Reframing Writing Instruction in Physical Learning Environments: Making Connections Between Digital and Nondigital Technologies
Physical learning environments offer many affordances that one can choose from when designing instruction. For courses where student writing is central to course learning outcomes, a challenge exists in that innovative digital technologies may take precedence over nondigital tools, such as paper-based student writing. We argue that treating student writing as a technology can increase opportunities for active learning within physical learning environments. In this article, we describe an approach to writing instruction that builds intentional connections between paper-based texts and digital technologies to increase opportunities for active learning. We explain the rationale for the design decisions in an introductory composition course taught in a technology-enhanced, Active Learning Classroom through a design case model. Classroom applications relevant to any course in which student writing is a central learning activity are discussed.
Journal of Teaching and Learning with Technology
Digital Object Identifier (DOI)

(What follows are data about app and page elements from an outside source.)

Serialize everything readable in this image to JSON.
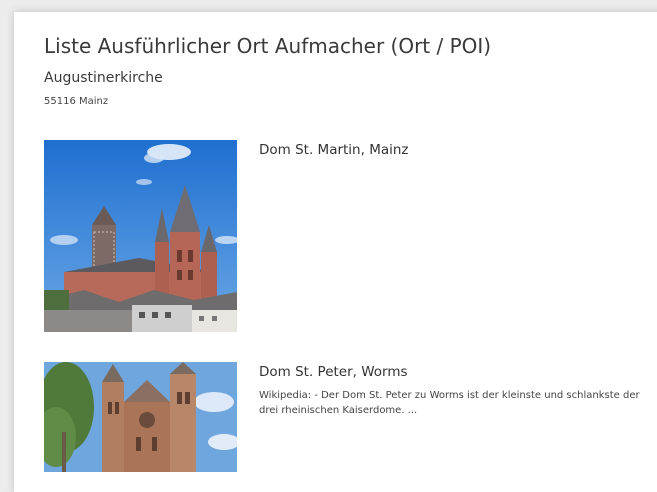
{
  "page": {
    "title": "Liste Ausführlicher Ort Aufmacher (Ort / POI)",
    "subtitle": "Augustinerkirche",
    "address": "55116 Mainz"
  },
  "items": [
    {
      "name": "Dom St. Martin, Mainz",
      "description": ""
    },
    {
      "name": "Dom St. Peter, Worms",
      "description": "Wikipedia: - Der Dom St. Peter zu Worms ist der kleinste und schlankste der drei rheinischen Kaiserdome. ..."
    }
  ],
  "colors": {
    "sky": "#2f7fd6",
    "sandstone": "#b86a5a",
    "roof": "#5c5a5e"
  }
}
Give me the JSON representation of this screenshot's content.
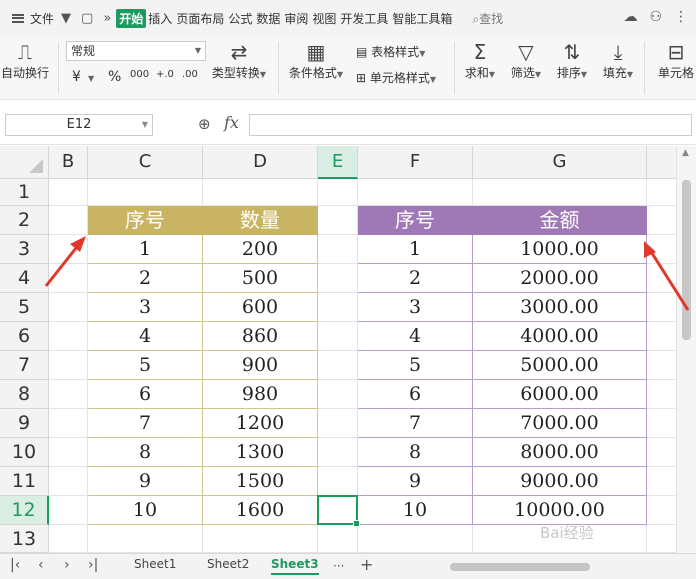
{
  "menubar": {
    "file_label": "文件",
    "tabs": [
      "开始",
      "插入",
      "页面布局",
      "公式",
      "数据",
      "审阅",
      "视图",
      "开发工具",
      "智能工具箱"
    ],
    "search_label": "查找"
  },
  "ribbon": {
    "wrap_label": "自动换行",
    "number_format": "常规",
    "currency_symbol": "¥",
    "percent_symbol": "%",
    "thousands_symbol": "000",
    "dec_inc": "+.0",
    "dec_dec": ".00",
    "type_convert_label": "类型转换",
    "cond_format_label": "条件格式",
    "table_style_label": "表格样式",
    "cell_style_label": "单元格样式",
    "sum_label": "求和",
    "filter_label": "筛选",
    "sort_label": "排序",
    "fill_label": "填充",
    "cell_label": "单元格"
  },
  "formula_bar": {
    "name_box": "E12",
    "fx_label": "fx",
    "formula": ""
  },
  "grid": {
    "columns": [
      "B",
      "C",
      "D",
      "E",
      "F",
      "G"
    ],
    "rows": [
      "1",
      "2",
      "3",
      "4",
      "5",
      "6",
      "7",
      "8",
      "9",
      "10",
      "11",
      "12",
      "13"
    ],
    "selected_cell": "E12",
    "left_table": {
      "headers": [
        "序号",
        "数量"
      ],
      "header_color": "#c9b463",
      "rows": [
        [
          "1",
          "200"
        ],
        [
          "2",
          "500"
        ],
        [
          "3",
          "600"
        ],
        [
          "4",
          "860"
        ],
        [
          "5",
          "900"
        ],
        [
          "6",
          "980"
        ],
        [
          "7",
          "1200"
        ],
        [
          "8",
          "1300"
        ],
        [
          "9",
          "1500"
        ],
        [
          "10",
          "1600"
        ]
      ]
    },
    "right_table": {
      "headers": [
        "序号",
        "金额"
      ],
      "header_color": "#9f78b6",
      "rows": [
        [
          "1",
          "1000.00"
        ],
        [
          "2",
          "2000.00"
        ],
        [
          "3",
          "3000.00"
        ],
        [
          "4",
          "4000.00"
        ],
        [
          "5",
          "5000.00"
        ],
        [
          "6",
          "6000.00"
        ],
        [
          "7",
          "7000.00"
        ],
        [
          "8",
          "8000.00"
        ],
        [
          "9",
          "9000.00"
        ],
        [
          "10",
          "10000.00"
        ]
      ]
    },
    "annotation_arrow_color": "#e0392b"
  },
  "sheet_tabs": {
    "tabs": [
      "Sheet1",
      "Sheet2",
      "Sheet3"
    ],
    "active": "Sheet3",
    "more": "···",
    "add": "+"
  },
  "accent_color": "#1c9b5f"
}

Educational Technology Commons, Rhetoric and Composition Commons, Scholarship of Teaching and Learning Commons